§ **Assignment**
Copy all entries without alteration and skip the pictures they hold.

App and web page records:
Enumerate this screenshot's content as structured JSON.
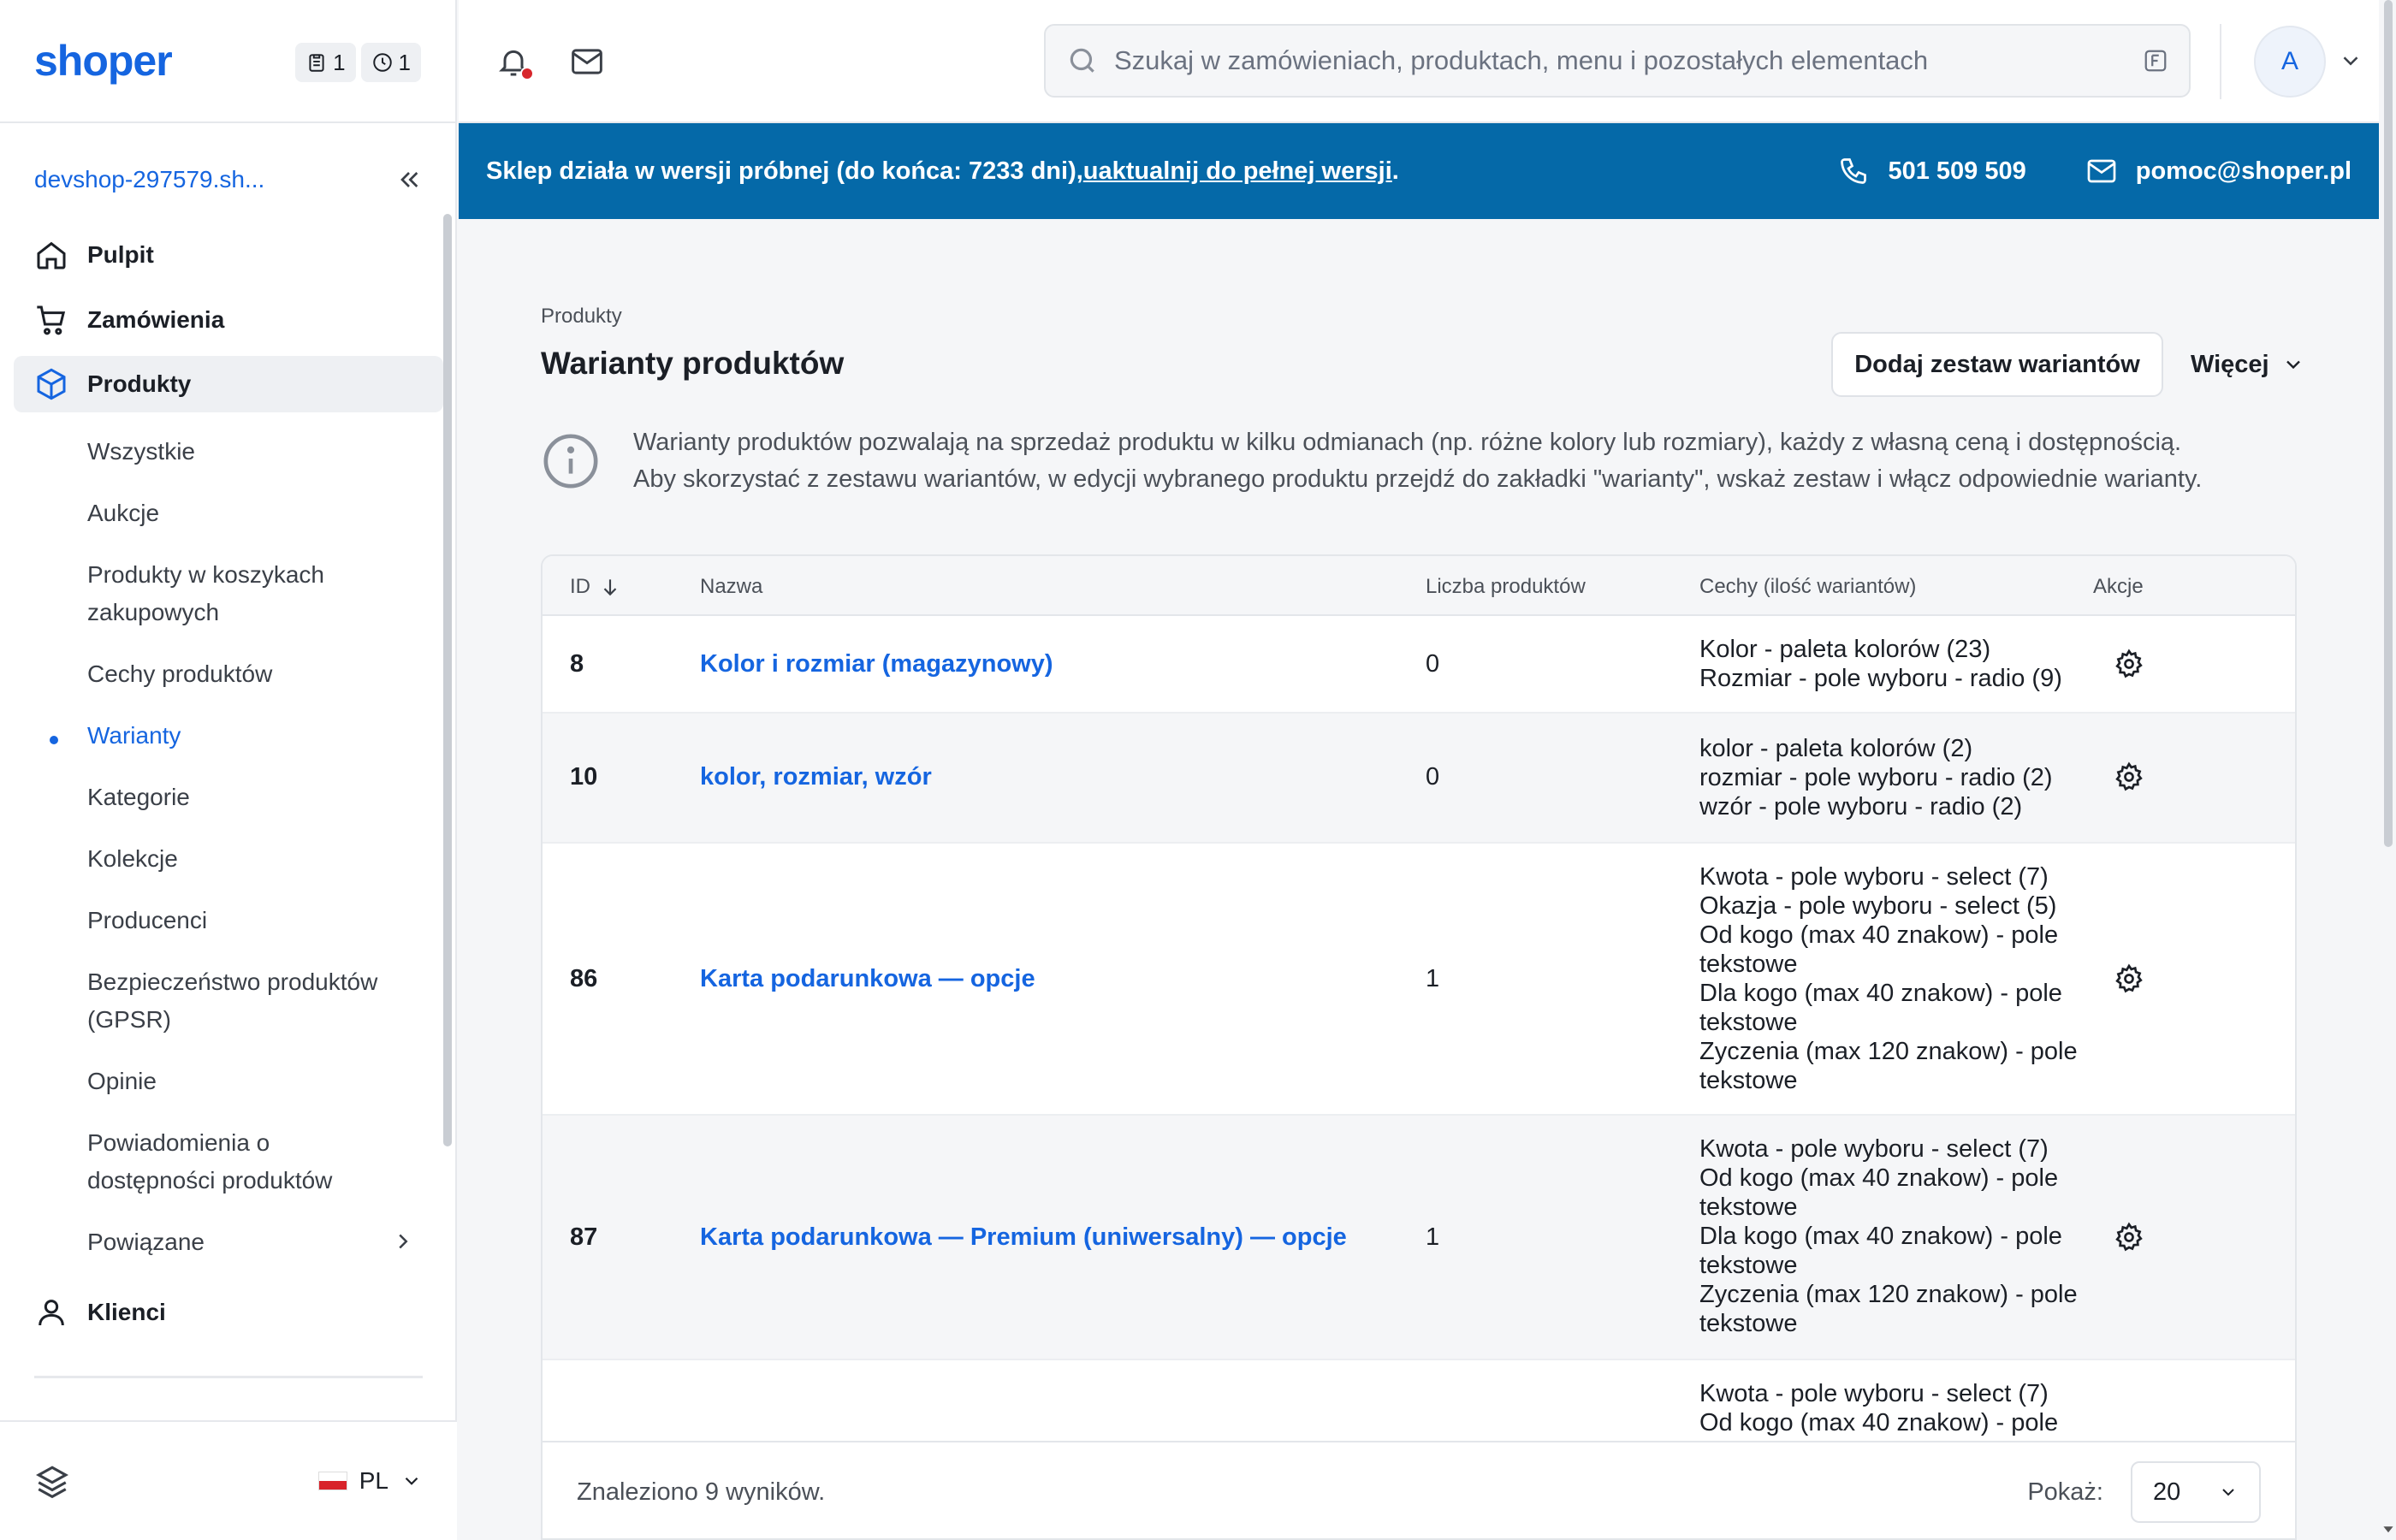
{
  "sidebar": {
    "logo": "shoper",
    "counters": [
      {
        "icon": "clipboard-icon",
        "value": "1"
      },
      {
        "icon": "clock-icon",
        "value": "1"
      }
    ],
    "shop_name": "devshop-297579.sh...",
    "nav": {
      "dashboard": "Pulpit",
      "orders": "Zamówienia",
      "products": "Produkty",
      "customers": "Klienci"
    },
    "products_sub": [
      {
        "label": "Wszystkie"
      },
      {
        "label": "Aukcje"
      },
      {
        "label": "Produkty w koszykach zakupowych"
      },
      {
        "label": "Cechy produktów"
      },
      {
        "label": "Warianty",
        "active": true
      },
      {
        "label": "Kategorie"
      },
      {
        "label": "Kolekcje"
      },
      {
        "label": "Producenci"
      },
      {
        "label": "Bezpieczeństwo produktów (GPSR)"
      },
      {
        "label": "Opinie"
      },
      {
        "label": "Powiadomienia o dostępności produktów"
      },
      {
        "label": "Powiązane",
        "has_children": true
      }
    ],
    "language": "PL"
  },
  "topbar": {
    "search_placeholder": "Szukaj w zamówieniach, produktach, menu i pozostałych elementach",
    "avatar_initial": "A",
    "has_notification": true
  },
  "banner": {
    "text": "Sklep działa w wersji próbnej (do końca: 7233 dni), ",
    "link": "uaktualnij do pełnej wersji",
    "suffix": ".",
    "phone": "501 509 509",
    "email": "pomoc@shoper.pl",
    "color": "#0569a8"
  },
  "page": {
    "breadcrumb": "Produkty",
    "title": "Warianty produktów",
    "add_button": "Dodaj zestaw wariantów",
    "more_button": "Więcej",
    "info_line1": "Warianty produktów pozwalają na sprzedaż produktu w kilku odmianach (np. różne kolory lub rozmiary), każdy z własną ceną i dostępnością.",
    "info_line2": "Aby skorzystać z zestawu wariantów, w edycji wybranego produktu przejdź do zakładki \"warianty\", wskaż zestaw i włącz odpowiednie warianty."
  },
  "table": {
    "columns": {
      "id": "ID",
      "name": "Nazwa",
      "count": "Liczba produktów",
      "features": "Cechy (ilość wariantów)",
      "actions": "Akcje"
    },
    "rows": [
      {
        "id": "8",
        "name": "Kolor i rozmiar (magazynowy)",
        "count": "0",
        "features": "Kolor - paleta kolorów (23)\nRozmiar - pole wyboru - radio (9)"
      },
      {
        "id": "10",
        "name": "kolor, rozmiar, wzór",
        "count": "0",
        "features": "kolor - paleta kolorów (2)\nrozmiar - pole wyboru - radio (2)\nwzór - pole wyboru - radio (2)"
      },
      {
        "id": "86",
        "name": "Karta podarunkowa — opcje",
        "count": "1",
        "features": "Kwota - pole wyboru - select (7)\nOkazja - pole wyboru - select (5)\nOd kogo (max 40 znakow) - pole tekstowe\nDla kogo (max 40 znakow) - pole tekstowe\nZyczenia (max 120 znakow) - pole tekstowe"
      },
      {
        "id": "87",
        "name": "Karta podarunkowa — Premium (uniwersalny) — opcje",
        "count": "1",
        "features": "Kwota - pole wyboru - select (7)\nOd kogo (max 40 znakow) - pole tekstowe\nDla kogo (max 40 znakow) - pole tekstowe\nZyczenia (max 120 znakow) - pole tekstowe"
      },
      {
        "id": "",
        "name": "",
        "count": "",
        "features": "Kwota - pole wyboru - select (7)\nOd kogo (max 40 znakow) - pole"
      }
    ],
    "found": "Znaleziono 9 wyników.",
    "show_label": "Pokaż:",
    "per_page": "20"
  }
}
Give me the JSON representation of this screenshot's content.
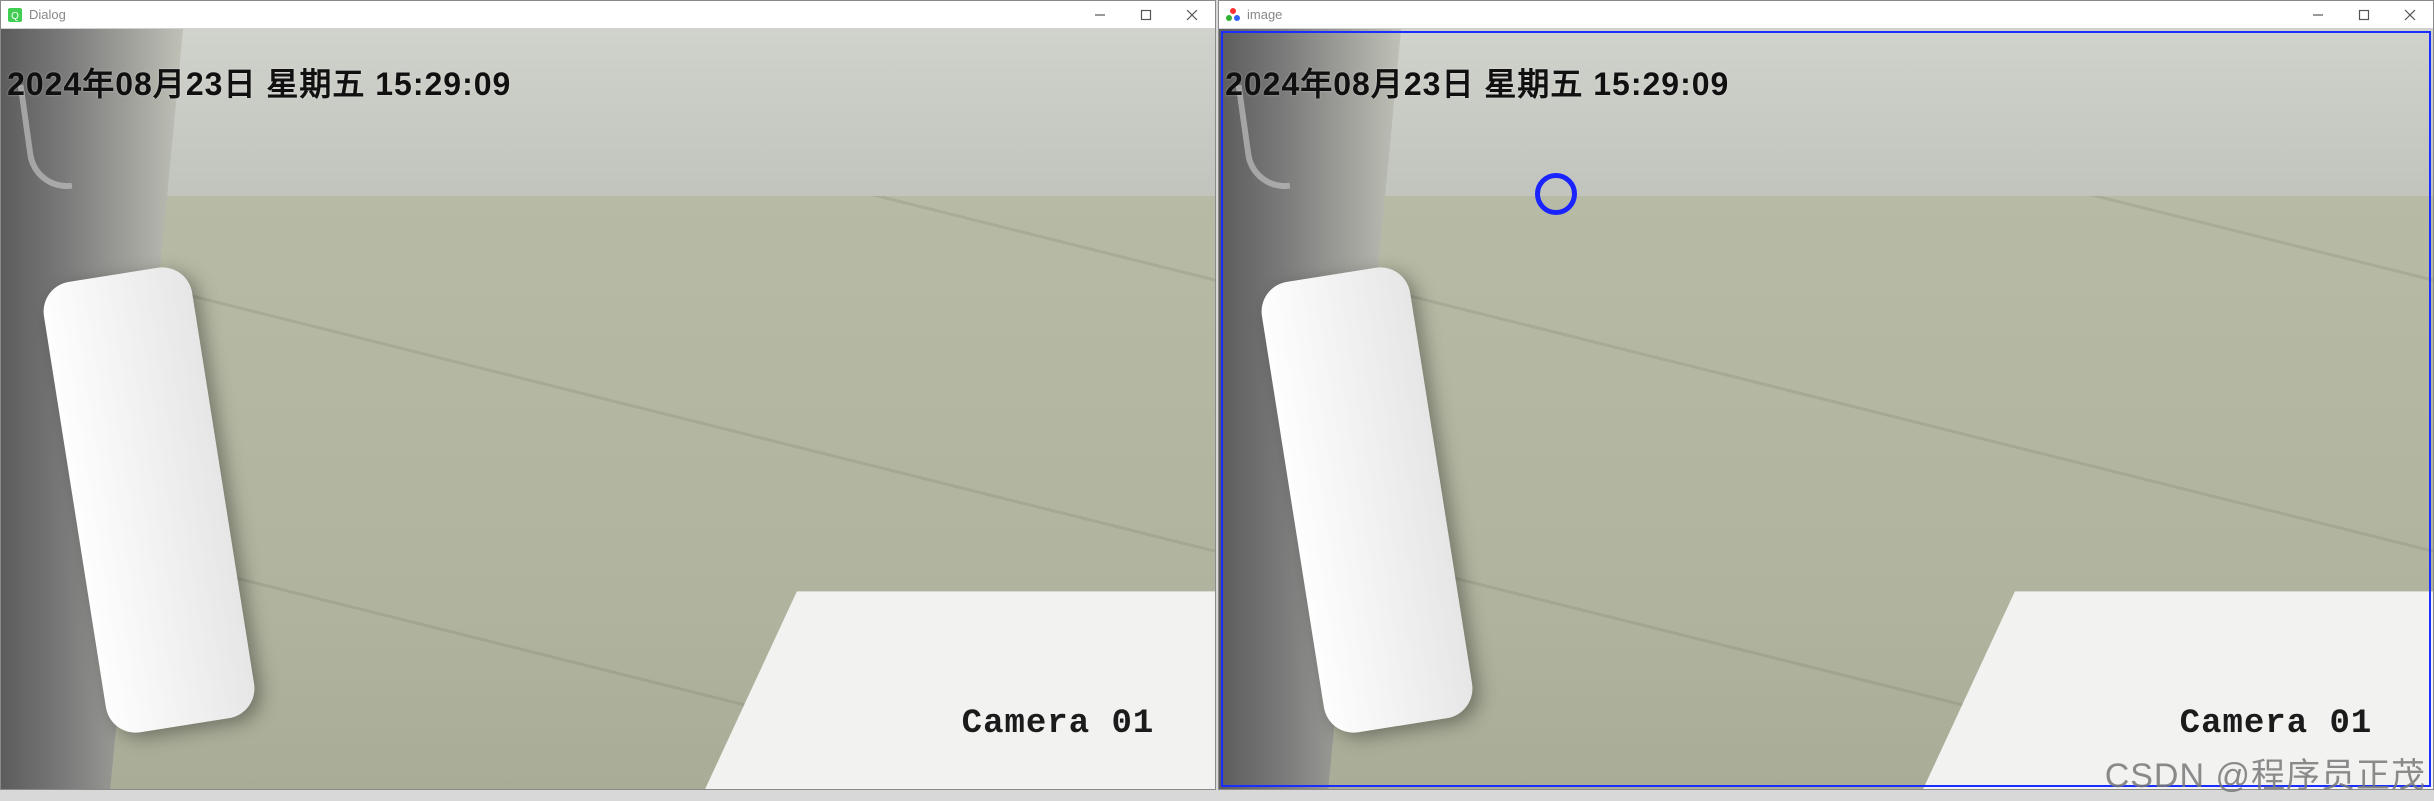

§ **Task response**
Enumerate this screenshot's content as structured JSON.
{
  "sidebar": {
    "logo": "shoper",
    "counters": [
      {
        "icon": "clipboard-icon",
        "value": "1"
      },
      {
        "icon": "clock-icon",
        "value": "1"
      }
    ],
    "shop_name": "devshop-297579.sh...",
    "nav": {
      "dashboard": "Pulpit",
      "orders": "Zamówienia",
      "products": "Produkty",
      "customers": "Klienci"
    },
    "products_sub": [
      {
        "label": "Wszystkie"
      },
      {
        "label": "Aukcje"
      },
      {
        "label": "Produkty w koszykach zakupowych"
      },
      {
        "label": "Cechy produktów"
      },
      {
        "label": "Warianty",
        "active": true
      },
      {
        "label": "Kategorie"
      },
      {
        "label": "Kolekcje"
      },
      {
        "label": "Producenci"
      },
      {
        "label": "Bezpieczeństwo produktów (GPSR)"
      },
      {
        "label": "Opinie"
      },
      {
        "label": "Powiadomienia o dostępności produktów"
      },
      {
        "label": "Powiązane",
        "has_children": true
      }
    ],
    "language": "PL"
  },
  "topbar": {
    "search_placeholder": "Szukaj w zamówieniach, produktach, menu i pozostałych elementach",
    "avatar_initial": "A",
    "has_notification": true
  },
  "banner": {
    "text": "Sklep działa w wersji próbnej (do końca: 7233 dni), ",
    "link": "uaktualnij do pełnej wersji",
    "suffix": ".",
    "phone": "501 509 509",
    "email": "pomoc@shoper.pl",
    "color": "#0569a8"
  },
  "page": {
    "breadcrumb": "Produkty",
    "title": "Warianty produktów",
    "add_button": "Dodaj zestaw wariantów",
    "more_button": "Więcej",
    "info_line1": "Warianty produktów pozwalają na sprzedaż produktu w kilku odmianach (np. różne kolory lub rozmiary), każdy z własną ceną i dostępnością.",
    "info_line2": "Aby skorzystać z zestawu wariantów, w edycji wybranego produktu przejdź do zakładki \"warianty\", wskaż zestaw i włącz odpowiednie warianty."
  },
  "table": {
    "columns": {
      "id": "ID",
      "name": "Nazwa",
      "count": "Liczba produktów",
      "features": "Cechy (ilość wariantów)",
      "actions": "Akcje"
    },
    "rows": [
      {
        "id": "8",
        "name": "Kolor i rozmiar (magazynowy)",
        "count": "0",
        "features": "Kolor - paleta kolorów (23)\nRozmiar - pole wyboru - radio (9)"
      },
      {
        "id": "10",
        "name": "kolor, rozmiar, wzór",
        "count": "0",
        "features": "kolor - paleta kolorów (2)\nrozmiar - pole wyboru - radio (2)\nwzór - pole wyboru - radio (2)"
      },
      {
        "id": "86",
        "name": "Karta podarunkowa — opcje",
        "count": "1",
        "features": "Kwota - pole wyboru - select (7)\nOkazja - pole wyboru - select (5)\nOd kogo (max 40 znakow) - pole tekstowe\nDla kogo (max 40 znakow) - pole tekstowe\nZyczenia (max 120 znakow) - pole tekstowe"
      },
      {
        "id": "87",
        "name": "Karta podarunkowa — Premium (uniwersalny) — opcje",
        "count": "1",
        "features": "Kwota - pole wyboru - select (7)\nOd kogo (max 40 znakow) - pole tekstowe\nDla kogo (max 40 znakow) - pole tekstowe\nZyczenia (max 120 znakow) - pole tekstowe"
      },
      {
        "id": "",
        "name": "",
        "count": "",
        "features": "Kwota - pole wyboru - select (7)\nOd kogo (max 40 znakow) - pole"
      }
    ],
    "found": "Znaleziono 9 wyników.",
    "show_label": "Pokaż:",
    "per_page": "20"
  }
}
Give me the JSON representation of this screenshot's content.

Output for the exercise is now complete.